* YOUR ASSIGNMENT: Go through the records below and write each one out again unchanged.
:: SUPPLIED INFORMATION
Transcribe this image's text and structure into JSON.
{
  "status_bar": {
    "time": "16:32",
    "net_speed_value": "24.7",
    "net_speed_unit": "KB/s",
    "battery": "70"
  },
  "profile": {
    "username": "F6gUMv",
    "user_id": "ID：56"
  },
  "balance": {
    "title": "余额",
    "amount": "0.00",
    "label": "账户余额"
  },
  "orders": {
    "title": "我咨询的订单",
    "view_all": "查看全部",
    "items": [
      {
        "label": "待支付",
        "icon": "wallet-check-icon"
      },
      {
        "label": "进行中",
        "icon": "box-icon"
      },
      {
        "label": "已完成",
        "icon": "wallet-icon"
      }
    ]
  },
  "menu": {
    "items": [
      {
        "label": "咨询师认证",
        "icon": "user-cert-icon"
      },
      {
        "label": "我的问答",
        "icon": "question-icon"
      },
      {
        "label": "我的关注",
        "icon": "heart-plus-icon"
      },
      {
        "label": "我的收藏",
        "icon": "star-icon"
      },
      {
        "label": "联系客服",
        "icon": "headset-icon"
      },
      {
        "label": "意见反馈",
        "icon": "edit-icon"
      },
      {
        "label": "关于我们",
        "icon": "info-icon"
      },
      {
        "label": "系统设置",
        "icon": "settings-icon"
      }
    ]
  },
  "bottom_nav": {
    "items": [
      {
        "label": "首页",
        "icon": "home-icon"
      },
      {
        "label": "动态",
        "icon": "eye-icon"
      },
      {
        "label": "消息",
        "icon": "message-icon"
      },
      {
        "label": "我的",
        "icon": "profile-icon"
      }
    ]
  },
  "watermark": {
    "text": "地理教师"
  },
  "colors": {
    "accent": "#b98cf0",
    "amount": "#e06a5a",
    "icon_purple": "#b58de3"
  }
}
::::
* YOUR SOLUTION:
Transcribe this image's text and structure into JSON.
{
  "status_bar": {
    "time": "16:32",
    "net_speed_value": "24.7",
    "net_speed_unit": "KB/s",
    "battery": "70"
  },
  "profile": {
    "username": "F6gUMv",
    "user_id": "ID：56"
  },
  "balance": {
    "title": "余额",
    "amount": "0.00",
    "label": "账户余额"
  },
  "orders": {
    "title": "我咨询的订单",
    "view_all": "查看全部",
    "items": [
      {
        "label": "待支付",
        "icon": "wallet-check-icon"
      },
      {
        "label": "进行中",
        "icon": "box-icon"
      },
      {
        "label": "已完成",
        "icon": "wallet-icon"
      }
    ]
  },
  "menu": {
    "items": [
      {
        "label": "咨询师认证",
        "icon": "user-cert-icon"
      },
      {
        "label": "我的问答",
        "icon": "question-icon"
      },
      {
        "label": "我的关注",
        "icon": "heart-plus-icon"
      },
      {
        "label": "我的收藏",
        "icon": "star-icon"
      },
      {
        "label": "联系客服",
        "icon": "headset-icon"
      },
      {
        "label": "意见反馈",
        "icon": "edit-icon"
      },
      {
        "label": "关于我们",
        "icon": "info-icon"
      },
      {
        "label": "系统设置",
        "icon": "settings-icon"
      }
    ]
  },
  "bottom_nav": {
    "items": [
      {
        "label": "首页",
        "icon": "home-icon"
      },
      {
        "label": "动态",
        "icon": "eye-icon"
      },
      {
        "label": "消息",
        "icon": "message-icon"
      },
      {
        "label": "我的",
        "icon": "profile-icon"
      }
    ]
  },
  "watermark": {
    "text": "地理教师"
  },
  "colors": {
    "accent": "#b98cf0",
    "amount": "#e06a5a",
    "icon_purple": "#b58de3"
  }
}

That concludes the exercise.